As of Jan. 9, the five publicly traded plant-touching multistate operators with the greatest market capitalization were Curaleaf, Green Thumb Industries, MedMen, Acreage Holdings and Trulieve.

A closer look at the individual footprints of these companies reveals some strategy behind state expansion choices.

These multistate operators (MSOs) tend to consider:

  • Tightly controlled markets with limited license availability. States such as Arizona, Florida, Connecticut, Maryland and North Dakota are prime for MSO expansion because of high barriers to entry and limited competition.
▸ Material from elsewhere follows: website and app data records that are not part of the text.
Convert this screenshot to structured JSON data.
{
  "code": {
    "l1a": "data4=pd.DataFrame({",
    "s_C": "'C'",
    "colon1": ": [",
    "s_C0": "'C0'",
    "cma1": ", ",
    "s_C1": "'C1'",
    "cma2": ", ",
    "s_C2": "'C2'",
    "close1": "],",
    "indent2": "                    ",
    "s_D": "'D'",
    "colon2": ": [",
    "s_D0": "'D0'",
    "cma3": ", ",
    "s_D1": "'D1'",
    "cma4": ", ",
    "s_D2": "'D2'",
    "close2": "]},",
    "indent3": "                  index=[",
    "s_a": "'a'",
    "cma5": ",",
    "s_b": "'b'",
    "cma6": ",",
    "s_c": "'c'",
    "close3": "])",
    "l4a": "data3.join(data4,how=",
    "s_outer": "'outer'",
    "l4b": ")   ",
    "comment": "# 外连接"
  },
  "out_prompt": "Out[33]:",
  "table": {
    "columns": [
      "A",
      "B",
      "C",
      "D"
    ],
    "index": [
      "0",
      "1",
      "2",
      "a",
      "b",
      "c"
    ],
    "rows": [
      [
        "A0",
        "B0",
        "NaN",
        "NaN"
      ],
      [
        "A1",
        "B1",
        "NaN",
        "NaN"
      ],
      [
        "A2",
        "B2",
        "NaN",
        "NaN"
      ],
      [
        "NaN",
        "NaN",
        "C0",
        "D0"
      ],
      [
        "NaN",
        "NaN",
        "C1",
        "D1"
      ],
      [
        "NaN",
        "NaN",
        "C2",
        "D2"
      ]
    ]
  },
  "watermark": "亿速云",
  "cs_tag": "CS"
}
In Florida, a few operators have a significant presence across the state. Green Thumb Industries entered the Connecticut market through an acquisition earlier this month, and MedMen moved into Florida through an acquisition last summer.
  • States that have – or are expected to have – both medical marijuana and adult use. Markets such as Massachusetts and Nevada gave existing MMJ businesses first crack at recreational licenses, a model that will soon be implemented in Michigan (expected to exceed $1 billion in sales) and could very well be carried out in other states in the near future. New York Gov. Andrew Cuomo has expressed interest in legalizing recreational marijuana, while New Jersey is in the process of becoming the first state to legalize adult use via legislation (rather than by ballot initiative).
  • States that are on the speculative end of the spectrum, such as Iowa (whose financial viability is under question), CBD-only Virginia and highly competitive Oklahoma (which has some of the lowest barriers to entry in the U.S.)

George Allen, president of Acreage Holdings, reinforced several of these points in a recent statement: “Continuing to expand our footprint is a core growth strategy for us, both in terms of expanding our presence in states that are considering transitioning to adult use, as well as those states considering a medical program for the first time.

“We want to be wherever there is demand and advocacy for safe, predictable and affordable cannabis.”

Here’s what else you need to know about these multistate operators:

  • Curaleaf (CSE: CURA) operates in 11 states including 42 dispensaries, 12 cultivation facilities and 10 processing facilities. Curaleaf’s Jan. 9 market capitalization was $2.6 billion.
  • Green Thumb Industries (CSE: GTII) operates in 11 states with 12 manufacturing licenses and 85 dispensaries. As of Jan. 9, GTI had a market cap of $1.8 billion.
  • MedMen (CSE: MMEN) is preparing to close its acquisition of PharmaCann this month, at which point the company will have a footprint of 12 states through 16 cultivation and processing facilities and 76 retail stores. MedMen had a market cap of $1.5 billion as of Jan. 9.
  • Acreage Holdings (CSE: ACRG.U) has the largest footprint of MSOs in the U.S., operating 15 cultivation facilities and 78 dispensaries in 19 states. Acreage had a market cap of $1.3 billion.
  • With the smallest state footprint of companies on this list, Trulieve (CSE: TRUL) is in only three states but operates 23 dispensaries in Florida alone. The company recently acquired operations in California and Massachusetts. As of Jan. 9, Trulieve had a market cap of $994 million.

Maggie Cowee can be reached at